As part of the DIFF’s ongoing commitment to exposing the younger generation to potential careers within the film industry, DIFF hosted an open day for school and university students.
Local and regional universities that offer film and other media-related programmes were invited to discuss their courses and showcase some of the work that students have created. The Industry Office organized panel discussions on the day, where international filmmakers and producers described how they got into the industry, their professional experiences and different perspectives.
This year, the Student’s Day was held on the 15th of December. The morning kicked off with a panel discussion on the challenges faced by first timers in the industry.
The panel comprised of three debutante directors - Mr. Sehat from Australia, Mr. Oliver Hermanus from South Africa and Mr. Ali Mostafa from U.A.E and their films were part of those screened at the Dubai International Film Festival.
They passed on their expertise to the future generation of students who inspire to be directors. For instance, ‘See the Boys’, the film directed by Mr.Sehat took eight years in the making and he said that he felt that the screenplay of any film is like gold and a good screenplay is the fastest way to the film industry.
For Mr. Oliver Hermanus, his film ‘Shirley Adams’ is all about social realism and he said that he tried to shoot his films mostly in one take, in order to complete it faster.
Mr. Ali Mostafa’s film, ‘City of Life’ was the most exciting pick as it was a film based in Dubai. The film revolves around 3 characters, an Emirati, an Indian and a Romanian, showing the multi cultural society that is Dubai.
Other issues discussed in the panel ranged from finance, budgets, new technologies and censorship issues in U.A.E.
Next up, was the screening of the film ‘Amreeka’ at the First Group Theatre in Souk Madinat Jumeira. It is a 2009 drama film written and directed by Cherien Dabis. Amreeka chronicles the adventures of Muna, a single mother who leaves the West Bank with Fadi, her teenage son, with dreams of an exciting future in the promised state of Illinois. In America, as her son navigates high school hallways the way he used to move through military checkpoints while the determined Muna scrambles together a new life cooking up hamburgers at the local White Castle.
Told with heartfelt humour by writer-director Cherien Dabis in her feature film debut, Amreeka is a universal journey into the lives of a family of immigrants and first-generation teenagers caught between their heritage and the new world in which they now live and the bittersweet search for a place to call home.
The screening was followed up with a discussion with the director and the actors of the film. Cherien Dabis, through the film, wanted to fight the clichés and stereotypes that surround the Arab Diaspora.
The final session was a conversation with Mr. Gerard Butler. He was in Dubai to receive the award for the International Star of the Year, which he received from Variety Magazine at the film festival.
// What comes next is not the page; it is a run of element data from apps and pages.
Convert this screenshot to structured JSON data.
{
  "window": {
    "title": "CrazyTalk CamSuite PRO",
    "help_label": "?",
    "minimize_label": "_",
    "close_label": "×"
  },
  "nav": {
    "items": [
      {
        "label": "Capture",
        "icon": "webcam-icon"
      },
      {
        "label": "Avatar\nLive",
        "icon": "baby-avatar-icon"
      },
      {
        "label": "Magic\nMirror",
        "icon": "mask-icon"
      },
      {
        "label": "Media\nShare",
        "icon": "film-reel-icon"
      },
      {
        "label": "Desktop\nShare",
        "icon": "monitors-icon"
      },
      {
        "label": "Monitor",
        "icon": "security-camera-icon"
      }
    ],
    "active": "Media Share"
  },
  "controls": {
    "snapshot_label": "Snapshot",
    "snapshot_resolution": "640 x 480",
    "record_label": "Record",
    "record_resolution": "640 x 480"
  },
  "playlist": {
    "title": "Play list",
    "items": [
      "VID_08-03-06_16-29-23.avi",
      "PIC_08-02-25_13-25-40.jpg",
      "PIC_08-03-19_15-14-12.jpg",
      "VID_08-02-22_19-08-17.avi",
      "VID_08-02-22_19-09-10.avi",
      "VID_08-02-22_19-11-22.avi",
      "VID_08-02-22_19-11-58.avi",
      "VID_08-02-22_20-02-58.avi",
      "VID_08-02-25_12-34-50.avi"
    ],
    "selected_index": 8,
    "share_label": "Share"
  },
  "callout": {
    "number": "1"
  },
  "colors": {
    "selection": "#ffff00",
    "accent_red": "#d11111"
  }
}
Butler spoke about what the award meant for him. A very down-to-earth star known for his honesty, he constantly joked as the audience hurled questions at him, ranging from whether he had any difficulty in ridding himself of his thick Scottish accent to if he was or had been dating co-star Jennifer Aniston. He described Dubai as “Flashy, fascinating, warm and interesting”.
The whole day was filled with excitement, especially the last session where people where standing in a huge line just to get a single glimpse of Mr. Butler.
The Student Day at DIFF was the place for young and would-be filmmakers as well as film professionals to be inspired by internationally renowned directors, producers and actors invited to DIFF and to participate in classes, case studies and panel sessions.
It was a place to develop business know-how, creative skills and techniques and extend regional and international networks.
By Deepa Narwani